WHAT THE TASK ASKS:
Copy out each line of the data that holds the word "arrow".

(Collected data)
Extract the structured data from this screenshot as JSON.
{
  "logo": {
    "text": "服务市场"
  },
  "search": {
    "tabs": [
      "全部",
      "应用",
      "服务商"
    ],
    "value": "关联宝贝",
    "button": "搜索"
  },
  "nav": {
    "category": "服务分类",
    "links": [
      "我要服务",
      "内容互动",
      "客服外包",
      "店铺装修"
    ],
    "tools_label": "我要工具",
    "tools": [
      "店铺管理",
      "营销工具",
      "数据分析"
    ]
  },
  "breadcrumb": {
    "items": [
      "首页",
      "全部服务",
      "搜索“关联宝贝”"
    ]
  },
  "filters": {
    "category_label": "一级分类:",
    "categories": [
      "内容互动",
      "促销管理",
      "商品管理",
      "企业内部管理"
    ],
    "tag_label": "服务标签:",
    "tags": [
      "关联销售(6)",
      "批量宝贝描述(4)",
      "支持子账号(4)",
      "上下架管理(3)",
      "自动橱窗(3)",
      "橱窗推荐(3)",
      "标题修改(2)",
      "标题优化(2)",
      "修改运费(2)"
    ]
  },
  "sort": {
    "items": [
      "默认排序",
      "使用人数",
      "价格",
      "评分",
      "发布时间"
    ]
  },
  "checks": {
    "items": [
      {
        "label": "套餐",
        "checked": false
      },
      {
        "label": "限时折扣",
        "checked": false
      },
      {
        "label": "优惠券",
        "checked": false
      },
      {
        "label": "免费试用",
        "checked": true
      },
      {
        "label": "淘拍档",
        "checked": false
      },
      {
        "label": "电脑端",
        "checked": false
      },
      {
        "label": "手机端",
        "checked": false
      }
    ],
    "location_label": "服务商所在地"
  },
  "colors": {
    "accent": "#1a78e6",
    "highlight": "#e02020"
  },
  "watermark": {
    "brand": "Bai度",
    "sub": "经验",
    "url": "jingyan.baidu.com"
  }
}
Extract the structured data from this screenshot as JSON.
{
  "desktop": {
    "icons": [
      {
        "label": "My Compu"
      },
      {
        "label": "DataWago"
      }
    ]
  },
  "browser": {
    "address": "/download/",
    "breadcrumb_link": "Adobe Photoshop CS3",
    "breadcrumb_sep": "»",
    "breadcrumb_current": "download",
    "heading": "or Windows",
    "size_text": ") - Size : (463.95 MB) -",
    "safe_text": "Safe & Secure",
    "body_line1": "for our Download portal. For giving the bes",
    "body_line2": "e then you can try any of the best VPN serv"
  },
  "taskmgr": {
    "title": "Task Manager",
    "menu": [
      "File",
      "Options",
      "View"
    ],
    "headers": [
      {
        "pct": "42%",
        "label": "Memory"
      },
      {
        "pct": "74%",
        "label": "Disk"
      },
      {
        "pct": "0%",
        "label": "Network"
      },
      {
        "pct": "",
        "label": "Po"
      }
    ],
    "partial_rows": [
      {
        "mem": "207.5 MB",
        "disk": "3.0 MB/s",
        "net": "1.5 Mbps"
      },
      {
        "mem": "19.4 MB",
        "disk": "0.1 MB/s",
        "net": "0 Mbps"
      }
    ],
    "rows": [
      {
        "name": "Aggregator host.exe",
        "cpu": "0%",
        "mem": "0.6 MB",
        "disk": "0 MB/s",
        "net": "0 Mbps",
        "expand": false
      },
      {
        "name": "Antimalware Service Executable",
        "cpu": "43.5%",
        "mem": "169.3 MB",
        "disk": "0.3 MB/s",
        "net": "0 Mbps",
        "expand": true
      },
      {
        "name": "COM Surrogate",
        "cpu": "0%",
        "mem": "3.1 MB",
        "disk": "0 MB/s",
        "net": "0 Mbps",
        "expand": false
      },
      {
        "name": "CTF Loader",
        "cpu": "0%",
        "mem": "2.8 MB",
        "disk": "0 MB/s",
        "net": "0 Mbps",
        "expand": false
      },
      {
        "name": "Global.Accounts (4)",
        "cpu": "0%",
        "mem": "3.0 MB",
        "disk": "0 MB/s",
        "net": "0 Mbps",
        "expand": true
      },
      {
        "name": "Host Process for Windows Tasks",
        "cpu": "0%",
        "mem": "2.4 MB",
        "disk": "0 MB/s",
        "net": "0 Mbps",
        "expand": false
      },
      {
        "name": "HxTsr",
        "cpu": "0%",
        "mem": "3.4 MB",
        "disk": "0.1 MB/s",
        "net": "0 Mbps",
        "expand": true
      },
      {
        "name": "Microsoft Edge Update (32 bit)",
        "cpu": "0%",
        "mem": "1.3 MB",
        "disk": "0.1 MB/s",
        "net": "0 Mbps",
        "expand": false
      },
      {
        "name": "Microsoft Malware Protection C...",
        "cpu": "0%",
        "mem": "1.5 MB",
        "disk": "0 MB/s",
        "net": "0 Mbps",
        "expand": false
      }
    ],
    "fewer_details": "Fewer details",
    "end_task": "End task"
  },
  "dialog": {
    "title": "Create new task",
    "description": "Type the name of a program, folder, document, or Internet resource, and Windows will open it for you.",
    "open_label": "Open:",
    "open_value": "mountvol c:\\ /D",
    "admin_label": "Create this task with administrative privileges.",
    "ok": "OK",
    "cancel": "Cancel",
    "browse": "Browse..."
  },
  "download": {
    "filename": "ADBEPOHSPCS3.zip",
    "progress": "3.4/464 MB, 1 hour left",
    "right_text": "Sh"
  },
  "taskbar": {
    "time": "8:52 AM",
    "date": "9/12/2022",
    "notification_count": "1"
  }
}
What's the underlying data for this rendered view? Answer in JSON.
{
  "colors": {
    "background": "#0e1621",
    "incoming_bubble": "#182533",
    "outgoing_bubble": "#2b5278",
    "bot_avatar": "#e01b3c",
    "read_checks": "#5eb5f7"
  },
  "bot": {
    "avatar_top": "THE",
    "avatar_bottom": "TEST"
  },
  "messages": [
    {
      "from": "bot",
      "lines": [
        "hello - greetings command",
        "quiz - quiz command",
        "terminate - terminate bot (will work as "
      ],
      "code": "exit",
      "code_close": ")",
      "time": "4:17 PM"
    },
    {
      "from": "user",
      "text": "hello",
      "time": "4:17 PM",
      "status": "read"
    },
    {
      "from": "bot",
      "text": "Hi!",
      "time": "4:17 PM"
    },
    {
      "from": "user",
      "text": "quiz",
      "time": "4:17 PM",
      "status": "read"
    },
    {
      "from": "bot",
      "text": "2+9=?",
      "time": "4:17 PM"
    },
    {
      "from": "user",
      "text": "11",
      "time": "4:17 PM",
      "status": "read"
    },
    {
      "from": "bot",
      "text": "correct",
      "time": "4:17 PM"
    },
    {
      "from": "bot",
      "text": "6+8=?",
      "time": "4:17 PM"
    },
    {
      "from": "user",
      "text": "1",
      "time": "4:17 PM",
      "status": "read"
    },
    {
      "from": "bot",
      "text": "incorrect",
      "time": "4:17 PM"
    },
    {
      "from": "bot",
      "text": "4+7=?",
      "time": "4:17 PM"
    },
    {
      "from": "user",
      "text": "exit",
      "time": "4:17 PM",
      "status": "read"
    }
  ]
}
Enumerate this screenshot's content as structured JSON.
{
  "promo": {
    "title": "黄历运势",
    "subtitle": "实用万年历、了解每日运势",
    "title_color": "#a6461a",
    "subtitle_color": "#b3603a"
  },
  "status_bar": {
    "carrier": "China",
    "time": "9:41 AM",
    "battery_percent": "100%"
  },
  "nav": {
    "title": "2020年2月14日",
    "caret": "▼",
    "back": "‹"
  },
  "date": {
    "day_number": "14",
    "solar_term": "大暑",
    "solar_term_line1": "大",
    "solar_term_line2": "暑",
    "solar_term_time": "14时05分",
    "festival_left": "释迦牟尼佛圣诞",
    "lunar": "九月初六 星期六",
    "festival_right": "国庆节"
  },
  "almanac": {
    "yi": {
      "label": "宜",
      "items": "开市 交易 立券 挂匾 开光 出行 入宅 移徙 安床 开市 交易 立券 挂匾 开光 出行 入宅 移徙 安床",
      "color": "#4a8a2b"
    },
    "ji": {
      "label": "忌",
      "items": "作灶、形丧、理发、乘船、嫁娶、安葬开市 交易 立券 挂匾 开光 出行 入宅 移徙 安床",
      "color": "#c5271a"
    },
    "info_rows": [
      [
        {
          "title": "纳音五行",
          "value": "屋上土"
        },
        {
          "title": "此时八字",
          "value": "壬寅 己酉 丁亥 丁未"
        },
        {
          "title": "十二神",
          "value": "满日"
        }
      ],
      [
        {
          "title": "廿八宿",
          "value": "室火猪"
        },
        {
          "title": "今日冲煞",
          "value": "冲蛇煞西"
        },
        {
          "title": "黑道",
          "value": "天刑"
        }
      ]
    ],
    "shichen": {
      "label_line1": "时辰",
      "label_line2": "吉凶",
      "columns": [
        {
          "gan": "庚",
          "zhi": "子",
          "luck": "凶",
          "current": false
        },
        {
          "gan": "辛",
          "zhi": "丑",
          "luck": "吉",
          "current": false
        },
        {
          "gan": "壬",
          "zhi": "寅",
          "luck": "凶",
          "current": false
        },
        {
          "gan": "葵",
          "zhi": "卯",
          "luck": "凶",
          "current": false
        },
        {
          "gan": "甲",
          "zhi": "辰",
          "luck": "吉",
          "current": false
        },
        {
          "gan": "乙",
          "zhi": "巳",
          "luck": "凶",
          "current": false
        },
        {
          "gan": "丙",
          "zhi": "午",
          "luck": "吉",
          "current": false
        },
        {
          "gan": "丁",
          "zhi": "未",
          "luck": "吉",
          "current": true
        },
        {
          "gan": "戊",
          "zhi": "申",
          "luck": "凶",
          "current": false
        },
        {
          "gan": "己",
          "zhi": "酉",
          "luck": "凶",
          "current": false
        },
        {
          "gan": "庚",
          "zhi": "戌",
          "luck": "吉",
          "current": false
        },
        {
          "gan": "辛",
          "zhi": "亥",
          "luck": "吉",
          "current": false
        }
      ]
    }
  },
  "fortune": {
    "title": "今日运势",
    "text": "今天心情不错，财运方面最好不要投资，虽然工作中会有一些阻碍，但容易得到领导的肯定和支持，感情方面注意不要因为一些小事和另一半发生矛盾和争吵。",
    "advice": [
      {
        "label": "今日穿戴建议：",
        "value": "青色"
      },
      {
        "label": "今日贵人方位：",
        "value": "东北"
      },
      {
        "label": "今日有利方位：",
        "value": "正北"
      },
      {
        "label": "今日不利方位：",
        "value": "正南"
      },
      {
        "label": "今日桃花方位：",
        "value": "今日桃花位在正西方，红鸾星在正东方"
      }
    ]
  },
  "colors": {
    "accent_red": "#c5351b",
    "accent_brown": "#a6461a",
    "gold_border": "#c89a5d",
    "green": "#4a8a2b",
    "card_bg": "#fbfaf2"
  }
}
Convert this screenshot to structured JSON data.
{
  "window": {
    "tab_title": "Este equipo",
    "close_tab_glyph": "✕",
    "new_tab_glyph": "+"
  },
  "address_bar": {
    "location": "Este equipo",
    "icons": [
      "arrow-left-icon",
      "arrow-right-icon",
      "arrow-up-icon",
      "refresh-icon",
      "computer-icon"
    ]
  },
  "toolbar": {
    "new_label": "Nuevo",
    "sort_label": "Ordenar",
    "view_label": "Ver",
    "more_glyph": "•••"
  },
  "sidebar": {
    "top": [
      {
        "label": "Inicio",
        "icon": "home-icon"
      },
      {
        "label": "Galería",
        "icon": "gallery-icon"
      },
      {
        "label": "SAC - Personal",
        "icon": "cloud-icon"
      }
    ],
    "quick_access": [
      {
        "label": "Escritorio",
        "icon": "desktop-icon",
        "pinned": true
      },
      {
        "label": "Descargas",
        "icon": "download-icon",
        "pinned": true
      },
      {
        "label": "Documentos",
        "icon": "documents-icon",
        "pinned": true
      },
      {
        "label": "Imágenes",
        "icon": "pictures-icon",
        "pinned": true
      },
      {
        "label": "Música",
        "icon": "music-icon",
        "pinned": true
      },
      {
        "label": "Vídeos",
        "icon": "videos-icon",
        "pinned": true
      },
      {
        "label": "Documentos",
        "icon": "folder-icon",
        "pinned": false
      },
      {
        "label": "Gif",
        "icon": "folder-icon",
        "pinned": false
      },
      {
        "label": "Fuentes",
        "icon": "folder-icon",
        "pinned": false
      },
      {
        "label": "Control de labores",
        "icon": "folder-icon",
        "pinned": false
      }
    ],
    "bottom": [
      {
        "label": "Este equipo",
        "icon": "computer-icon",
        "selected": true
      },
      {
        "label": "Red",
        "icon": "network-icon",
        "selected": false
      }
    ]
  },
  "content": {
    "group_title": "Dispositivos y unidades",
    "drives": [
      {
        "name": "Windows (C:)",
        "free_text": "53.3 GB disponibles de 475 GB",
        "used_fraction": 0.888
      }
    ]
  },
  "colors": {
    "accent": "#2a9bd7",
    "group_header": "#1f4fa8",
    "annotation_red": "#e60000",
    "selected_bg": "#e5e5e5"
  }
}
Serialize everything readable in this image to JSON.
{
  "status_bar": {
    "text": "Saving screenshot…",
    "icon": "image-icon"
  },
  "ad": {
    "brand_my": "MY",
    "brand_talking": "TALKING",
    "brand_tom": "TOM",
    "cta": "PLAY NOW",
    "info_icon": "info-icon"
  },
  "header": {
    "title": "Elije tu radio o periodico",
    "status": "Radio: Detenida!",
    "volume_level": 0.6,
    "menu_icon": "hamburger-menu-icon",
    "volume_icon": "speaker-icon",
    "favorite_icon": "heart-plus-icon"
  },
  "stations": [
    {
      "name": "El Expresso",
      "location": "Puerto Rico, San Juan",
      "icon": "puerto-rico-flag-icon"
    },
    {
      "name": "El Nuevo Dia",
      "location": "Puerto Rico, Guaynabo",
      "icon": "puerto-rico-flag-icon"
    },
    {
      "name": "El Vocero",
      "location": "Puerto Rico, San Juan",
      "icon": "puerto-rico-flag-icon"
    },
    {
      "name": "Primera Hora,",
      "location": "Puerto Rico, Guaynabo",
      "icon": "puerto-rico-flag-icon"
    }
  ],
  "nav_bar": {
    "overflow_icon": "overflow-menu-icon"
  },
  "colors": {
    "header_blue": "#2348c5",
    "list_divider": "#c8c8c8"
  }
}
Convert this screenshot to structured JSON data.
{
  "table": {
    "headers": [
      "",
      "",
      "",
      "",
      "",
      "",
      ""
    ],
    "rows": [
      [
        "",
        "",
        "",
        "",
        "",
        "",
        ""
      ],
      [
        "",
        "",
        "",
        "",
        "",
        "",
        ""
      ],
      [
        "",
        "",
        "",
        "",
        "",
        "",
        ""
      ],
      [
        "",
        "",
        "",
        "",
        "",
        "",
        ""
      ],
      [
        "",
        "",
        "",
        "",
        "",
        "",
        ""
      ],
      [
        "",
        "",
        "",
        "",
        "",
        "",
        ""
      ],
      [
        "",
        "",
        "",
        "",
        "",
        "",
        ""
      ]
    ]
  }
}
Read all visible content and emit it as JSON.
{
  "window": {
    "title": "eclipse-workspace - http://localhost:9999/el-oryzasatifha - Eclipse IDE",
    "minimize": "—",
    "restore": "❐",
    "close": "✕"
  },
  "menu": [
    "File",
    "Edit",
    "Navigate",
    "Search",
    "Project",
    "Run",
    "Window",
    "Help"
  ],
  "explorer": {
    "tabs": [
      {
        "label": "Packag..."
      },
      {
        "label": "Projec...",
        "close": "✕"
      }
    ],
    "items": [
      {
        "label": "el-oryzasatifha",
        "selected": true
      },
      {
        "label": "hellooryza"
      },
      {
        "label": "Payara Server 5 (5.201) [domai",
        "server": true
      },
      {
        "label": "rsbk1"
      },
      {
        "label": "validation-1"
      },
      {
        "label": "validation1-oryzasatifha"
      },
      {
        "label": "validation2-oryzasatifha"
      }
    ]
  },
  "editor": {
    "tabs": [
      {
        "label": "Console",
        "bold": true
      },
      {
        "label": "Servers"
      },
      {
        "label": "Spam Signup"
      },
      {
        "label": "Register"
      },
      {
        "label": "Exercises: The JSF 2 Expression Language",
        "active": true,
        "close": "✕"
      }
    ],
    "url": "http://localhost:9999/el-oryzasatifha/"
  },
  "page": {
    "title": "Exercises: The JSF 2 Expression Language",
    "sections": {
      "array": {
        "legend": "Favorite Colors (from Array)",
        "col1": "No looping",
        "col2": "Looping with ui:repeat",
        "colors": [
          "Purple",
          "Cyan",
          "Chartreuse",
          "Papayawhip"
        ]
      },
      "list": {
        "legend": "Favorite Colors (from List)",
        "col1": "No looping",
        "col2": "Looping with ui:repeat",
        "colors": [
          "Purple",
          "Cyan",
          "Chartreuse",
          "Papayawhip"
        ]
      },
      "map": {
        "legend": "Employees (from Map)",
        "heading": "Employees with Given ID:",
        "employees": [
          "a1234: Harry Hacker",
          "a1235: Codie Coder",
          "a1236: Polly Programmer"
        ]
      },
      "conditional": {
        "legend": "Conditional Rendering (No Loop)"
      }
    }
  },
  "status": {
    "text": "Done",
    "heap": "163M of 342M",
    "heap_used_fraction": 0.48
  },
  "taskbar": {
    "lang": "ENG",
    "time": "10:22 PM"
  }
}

EXERCISE RESPONSE:
      "arrow-left-icon",
      "arrow-right-icon",
      "arrow-up-icon",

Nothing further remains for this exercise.